What to work on
Line count for "title": tally the lines of the records below that contain it, and give only that number.

Records contained in a dataset

◆ ◆ ◆ ◆

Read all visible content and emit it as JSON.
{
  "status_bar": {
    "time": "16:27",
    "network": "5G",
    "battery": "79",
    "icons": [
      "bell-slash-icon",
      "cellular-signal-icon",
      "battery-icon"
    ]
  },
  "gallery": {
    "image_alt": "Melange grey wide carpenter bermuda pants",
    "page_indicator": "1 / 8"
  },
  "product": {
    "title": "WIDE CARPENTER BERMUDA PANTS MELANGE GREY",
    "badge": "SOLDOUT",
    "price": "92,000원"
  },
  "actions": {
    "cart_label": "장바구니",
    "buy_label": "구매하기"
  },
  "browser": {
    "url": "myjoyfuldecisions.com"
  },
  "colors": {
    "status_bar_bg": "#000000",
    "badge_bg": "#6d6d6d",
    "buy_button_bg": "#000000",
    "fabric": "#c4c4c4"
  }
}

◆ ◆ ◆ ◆

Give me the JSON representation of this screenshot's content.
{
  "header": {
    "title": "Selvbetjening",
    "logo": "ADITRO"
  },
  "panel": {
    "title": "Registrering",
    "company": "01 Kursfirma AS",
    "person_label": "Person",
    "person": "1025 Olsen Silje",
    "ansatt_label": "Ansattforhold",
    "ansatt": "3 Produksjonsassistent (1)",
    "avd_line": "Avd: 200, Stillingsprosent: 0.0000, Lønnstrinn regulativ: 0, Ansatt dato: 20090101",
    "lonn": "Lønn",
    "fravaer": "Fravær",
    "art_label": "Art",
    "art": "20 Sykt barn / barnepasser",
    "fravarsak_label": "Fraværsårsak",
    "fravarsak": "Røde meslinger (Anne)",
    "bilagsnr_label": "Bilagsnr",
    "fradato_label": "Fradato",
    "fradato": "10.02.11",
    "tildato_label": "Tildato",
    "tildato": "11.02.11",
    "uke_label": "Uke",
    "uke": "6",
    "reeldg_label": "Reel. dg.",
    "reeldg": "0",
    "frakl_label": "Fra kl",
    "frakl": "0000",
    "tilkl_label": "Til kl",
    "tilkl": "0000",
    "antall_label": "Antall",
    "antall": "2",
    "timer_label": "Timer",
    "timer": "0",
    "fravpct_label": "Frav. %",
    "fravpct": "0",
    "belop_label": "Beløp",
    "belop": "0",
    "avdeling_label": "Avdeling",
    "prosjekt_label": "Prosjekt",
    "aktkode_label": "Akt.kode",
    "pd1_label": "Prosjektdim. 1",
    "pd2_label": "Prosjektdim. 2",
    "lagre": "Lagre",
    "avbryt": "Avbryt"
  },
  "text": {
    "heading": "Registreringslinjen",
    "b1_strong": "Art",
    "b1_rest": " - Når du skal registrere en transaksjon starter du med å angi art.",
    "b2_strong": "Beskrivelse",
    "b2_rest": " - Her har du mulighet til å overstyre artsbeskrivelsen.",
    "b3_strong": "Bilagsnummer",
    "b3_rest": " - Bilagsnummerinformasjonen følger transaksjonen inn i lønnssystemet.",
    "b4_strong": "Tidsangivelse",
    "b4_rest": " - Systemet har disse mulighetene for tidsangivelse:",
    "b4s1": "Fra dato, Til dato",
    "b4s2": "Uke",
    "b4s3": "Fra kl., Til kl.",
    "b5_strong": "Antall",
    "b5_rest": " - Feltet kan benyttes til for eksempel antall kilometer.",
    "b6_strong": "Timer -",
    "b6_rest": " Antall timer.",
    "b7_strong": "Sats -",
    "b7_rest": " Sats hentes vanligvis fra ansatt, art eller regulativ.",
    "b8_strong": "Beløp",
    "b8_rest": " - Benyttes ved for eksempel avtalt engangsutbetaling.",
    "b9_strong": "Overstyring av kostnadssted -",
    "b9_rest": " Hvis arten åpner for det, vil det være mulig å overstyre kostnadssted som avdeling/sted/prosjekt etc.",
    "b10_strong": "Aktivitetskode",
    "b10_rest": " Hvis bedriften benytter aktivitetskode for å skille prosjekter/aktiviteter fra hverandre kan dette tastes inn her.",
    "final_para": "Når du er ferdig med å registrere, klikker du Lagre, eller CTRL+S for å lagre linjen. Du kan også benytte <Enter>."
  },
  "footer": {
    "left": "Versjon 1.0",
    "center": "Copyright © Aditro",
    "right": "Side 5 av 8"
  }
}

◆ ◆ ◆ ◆

Exercise solution
3